I asked around at various tape suppliers, and they had no idea what I was talking about. Then I asked at TDK, and they had no idea what I was talking about. So I showed them the ad, and they wrote the home office.

A long time later, I got a technical paper about surface smoothness, methinks. It turns out B. E. and T. were the initials of the guys who made the measurements. I hope their mothers got to see the ads.

So, at this year's NAB Show, Panasonic introduced some new P2 cards. They're called the E series, which means the plain ones are now the A series.

LIFE SPAN

They're a lot less expensive, which means the E stands for economy, methinks. But, get this: Besides being a lot less expensive, they're also twice as fast! And they're available from the usual suspects: Panasonic, Fuji, Maxell—all of which had them in their booths.

Well, geez, why would anyone want to buy another A-series P2 card? That's life. That is, the reason you would want to buy more A-series cards is that E-series cards have more limited lifetimes—a mere five years. P2 cards have lifetimes?

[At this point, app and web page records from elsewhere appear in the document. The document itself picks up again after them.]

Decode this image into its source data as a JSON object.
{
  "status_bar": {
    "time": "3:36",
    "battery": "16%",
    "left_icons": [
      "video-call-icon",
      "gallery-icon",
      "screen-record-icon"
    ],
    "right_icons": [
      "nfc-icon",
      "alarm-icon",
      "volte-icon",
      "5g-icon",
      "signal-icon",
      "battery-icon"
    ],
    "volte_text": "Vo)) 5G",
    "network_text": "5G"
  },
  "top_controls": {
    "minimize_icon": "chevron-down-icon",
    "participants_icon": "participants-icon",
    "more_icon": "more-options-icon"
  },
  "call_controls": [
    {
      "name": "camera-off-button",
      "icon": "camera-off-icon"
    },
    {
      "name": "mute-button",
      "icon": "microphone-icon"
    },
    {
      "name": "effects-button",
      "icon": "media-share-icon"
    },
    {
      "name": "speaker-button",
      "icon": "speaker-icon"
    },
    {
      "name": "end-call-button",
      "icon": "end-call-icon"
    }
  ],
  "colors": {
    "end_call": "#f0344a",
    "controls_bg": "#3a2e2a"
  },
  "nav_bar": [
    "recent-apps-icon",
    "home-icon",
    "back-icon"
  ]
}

"P2 cards are considered to be one of the most durable video storage mediums available," said Michael Hall, chief information security officer at DriveSavers, in a recent press release about how they can recover data from the little solid-state vaults. Lifetime issues? Heck, no.

"...Like all removable media, they are inherently susceptible to physical failure..."

Curiouser and curiouser. So I visited Fuji, Maxell, and Panasonic and asked about the lifetimes of P2 A&E cards (why do storage media use names that make them sound like basic-cable channels?). "The E cards will last at least five years," I was told. "The A cards will last longer." Why? What failure mechanism? How many write/erase cycles? Read cycles? Something? Anything?

Maybe some mother's kid knows.

Mario Orazio is the pseudonym of a well-known television engineer who wishes to remain anonymous. E-mail him atmorazio@nbmedia.com.